Why do you think sound management has become such a coveted service within the FM industry?
Hughes: I think FMs are fielding more employee complaints than ever. There was a survey a while back about workplace satisfaction and they asked people to rank how happy they were based on a list of factors within their office environment — acoustics came up at the very bottom and workplace speech privacy specifically. That was even worse than how people felt about thermal comfort which, if you’ve ever worked in an office before, everyone’s always complaining about that.
That’s been driven by current architectural trends, 30-40 years ago everyone had a private office so you didn’t really have these issues. Now with everyone in open office environments they’re overhearing every conversation on the phone, every huddle room meeting, all sorts of conversations that aren’t intended for them. Meanwhile, they’re supposed to be focused on individual tasks — can FMs help? That’s where FMs look for that technological solution to the problem and that’s how they find us.
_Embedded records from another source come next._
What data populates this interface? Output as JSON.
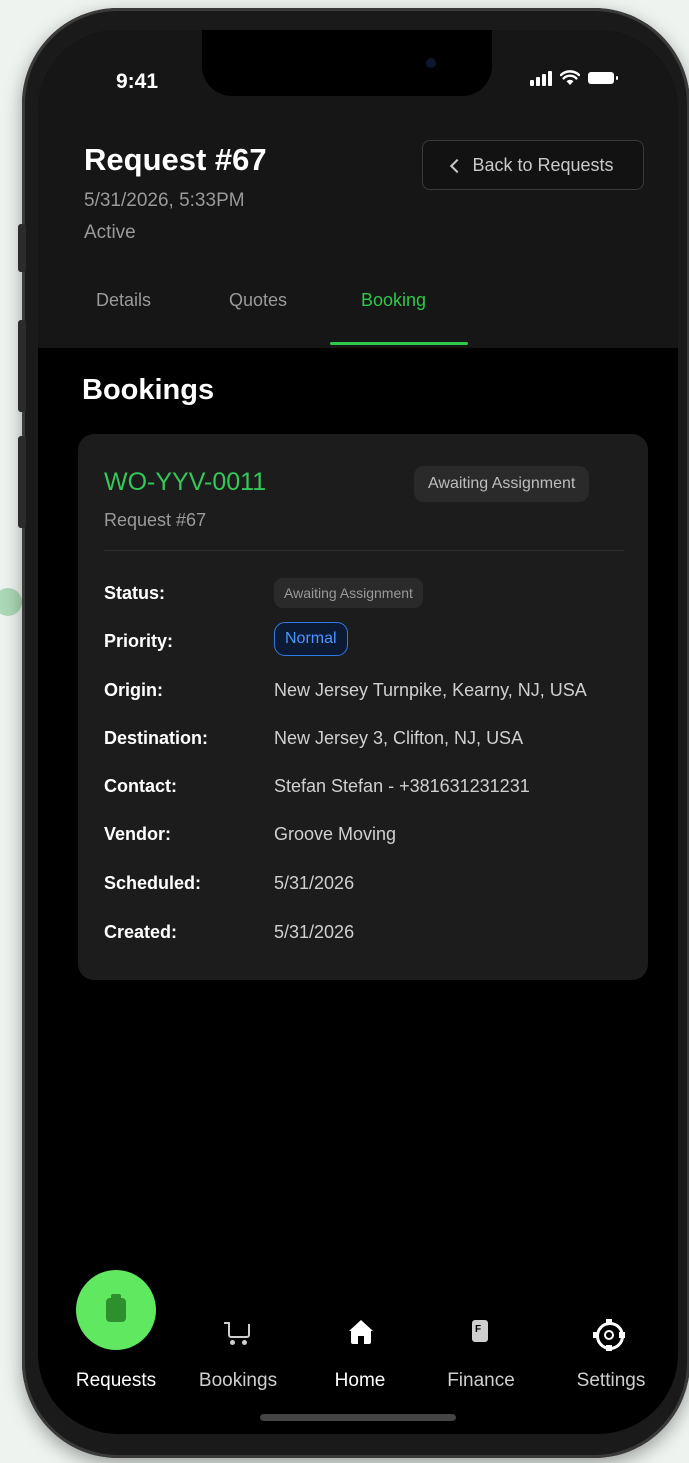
{
  "status_bar": {
    "time": "9:41"
  },
  "header": {
    "title": "Request #67",
    "datetime": "5/31/2026, 5:33PM",
    "status": "Active",
    "back_label": "Back to Requests"
  },
  "tabs": [
    {
      "label": "Details",
      "active": false
    },
    {
      "label": "Quotes",
      "active": false
    },
    {
      "label": "Booking",
      "active": true
    }
  ],
  "section": {
    "title": "Bookings"
  },
  "booking": {
    "id": "WO-YYV-0011",
    "request": "Request #67",
    "status_badge": "Awaiting Assignment",
    "fields": [
      {
        "label": "Status:",
        "value": "Awaiting Assignment",
        "kind": "badge"
      },
      {
        "label": "Priority:",
        "value": "Normal",
        "kind": "priority"
      },
      {
        "label": "Origin:",
        "value": "New Jersey Turnpike, Kearny, NJ, USA",
        "kind": "text"
      },
      {
        "label": "Destination:",
        "value": "New Jersey 3, Clifton, NJ, USA",
        "kind": "text"
      },
      {
        "label": "Contact:",
        "value": "Stefan Stefan - +381631231231",
        "kind": "text"
      },
      {
        "label": "Vendor:",
        "value": "Groove Moving",
        "kind": "text"
      },
      {
        "label": "Scheduled:",
        "value": "5/31/2026",
        "kind": "text"
      },
      {
        "label": "Created:",
        "value": "5/31/2026",
        "kind": "text"
      }
    ]
  },
  "bottom_nav": [
    {
      "label": "Requests",
      "icon": "clipboard-icon",
      "active": true
    },
    {
      "label": "Bookings",
      "icon": "cart-icon",
      "active": false
    },
    {
      "label": "Home",
      "icon": "home-icon",
      "active": false
    },
    {
      "label": "Finance",
      "icon": "document-icon",
      "active": false
    },
    {
      "label": "Settings",
      "icon": "gear-icon",
      "active": false
    }
  ],
  "colors": {
    "accent_green": "#2ec84a",
    "priority_blue": "#2f7be6"
  }
}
How do you think sound masking affects security issues in the workplace?
Hughes: If you’re closing the door to a private office or conference room, you have an expectation that what’s going on in that room is going to be private — that’s not always the case.
One construction trend that’s happening a lot is that walls aren’t being built all the way to the ceiling deck, they’re only going to the beginning of the drop ceiling so sound is just going directly over the wall and into the surrounding office space. People are overhearing things they shouldn’t be hearing. That could be a private meeting, a discussion about corporate strategy, a discussion between HR and an employee and it could even be situation where sensitive customer data is being discussed.
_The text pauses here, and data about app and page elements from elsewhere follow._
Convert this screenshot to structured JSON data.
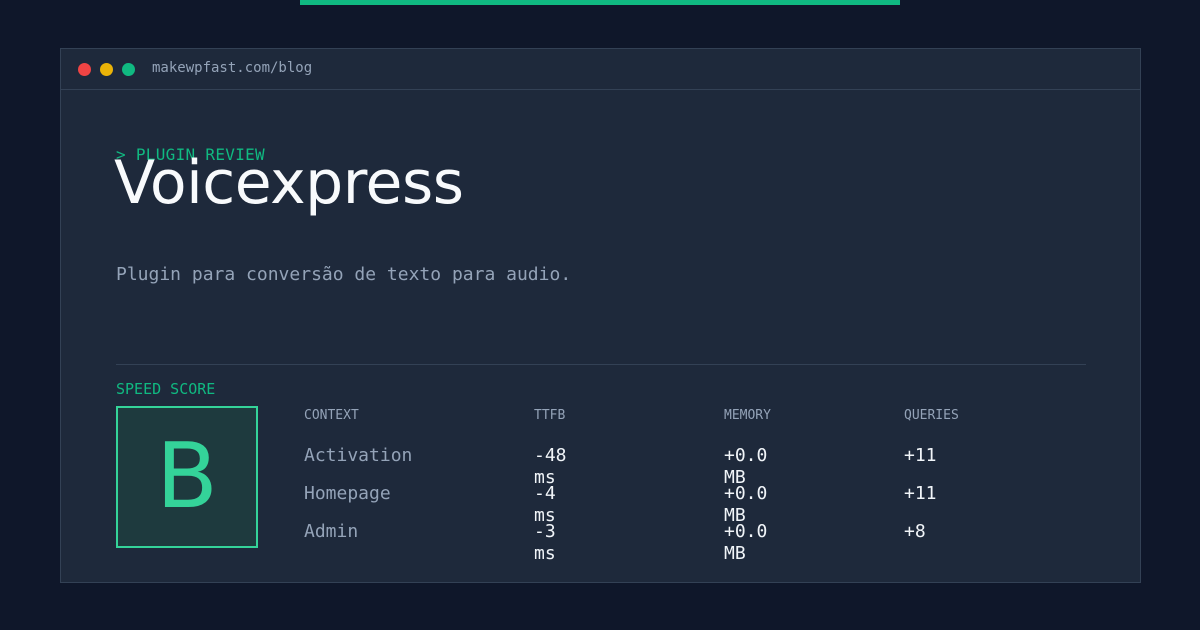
{
  "window": {
    "url": "makewpfast.com/blog",
    "colors": {
      "close": "#ef4444",
      "minimize": "#eab308",
      "maximize": "#10b981"
    }
  },
  "accent_color": "#10b981",
  "header": {
    "kicker": "> PLUGIN REVIEW",
    "title": "Voicexpress",
    "description": "Plugin para conversão de texto para audio."
  },
  "score": {
    "label": "SPEED SCORE",
    "grade": "B"
  },
  "metrics": {
    "columns": [
      "CONTEXT",
      "TTFB",
      "MEMORY",
      "QUERIES"
    ],
    "rows": [
      {
        "context": "Activation",
        "ttfb": "-48 ms",
        "memory": "+0.0 MB",
        "queries": "+11"
      },
      {
        "context": "Homepage",
        "ttfb": "-4 ms",
        "memory": "+0.0 MB",
        "queries": "+11"
      },
      {
        "context": "Admin",
        "ttfb": "-3 ms",
        "memory": "+0.0 MB",
        "queries": "+8"
      }
    ]
  }
}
There’s legal and compliance issues related to not providing acoustic privacy to an office space. In addition to all the employee satisfaction and productivity, a lot of FMs are also concerned about the legal implications as well.
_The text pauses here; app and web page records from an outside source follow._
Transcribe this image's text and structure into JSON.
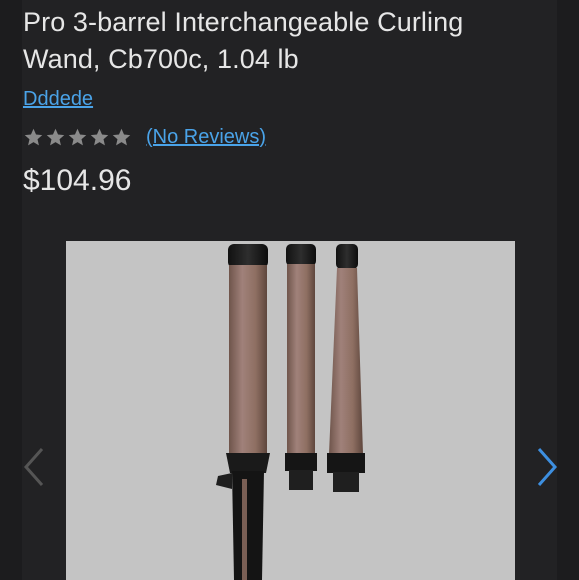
{
  "product": {
    "title": "Pro 3-barrel Interchangeable Curling Wand, Cb700c, 1.04 lb",
    "brand": "Dddede",
    "rating_stars": 5,
    "rating_filled": 0,
    "reviews_label": "(No Reviews)",
    "price": "$104.96"
  },
  "gallery": {
    "image_icon": "curling-wand-set-photo",
    "prev_icon": "chevron-left-icon",
    "next_icon": "chevron-right-icon"
  },
  "colors": {
    "link": "#4aa3e8",
    "text": "#e6e6e6",
    "star_empty": "#8a8a8a",
    "next_arrow": "#3d8fe0",
    "prev_arrow": "#555555",
    "image_bg": "#c4c4c4",
    "barrel": "#8e6f62"
  }
}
Cambridge offers eavesdropping protection units. Not every sound management organization offers this kind of unique service, why do you think it’s important?
Hughes: Most of our anti-eavesdropping and anti-espionage stuff is going to be government installations where they have certain regulations for what kind of sound is able to be transmitted out of a room where people of a certain level of security clearance are allowed to be in. We can secure that room basically by securing the sound transmission points — walls, ducts, windows, etc.
There are situations, however, where companies are concerned with corporate espionage and things of that nature. These kind of products can have a benefit in the corporate world as well.
With respect to sound masking, what do you think the future of the workplace will look like over the next 5-10 years and how do you think sound masking technology will have evolved by then?
Hughes: On a very basic level, I think the trends we’re seeing now are going to keep continuing. Spaces are going to get more open, there’s going to be more of a mix between work areas, collaboration areas and, for lack of a better term, play areas.
Sound masking is going to have to be part of businesses moving forward. Otherwise, you’re just going to have way too much distracting noise and not enough quiet spaces to concentrate and do individual tasks. There’s other opportunities for sound masking to fit into smart building initiatives, but wherever technology takes the building environment — we’ll be sure to adapt to it.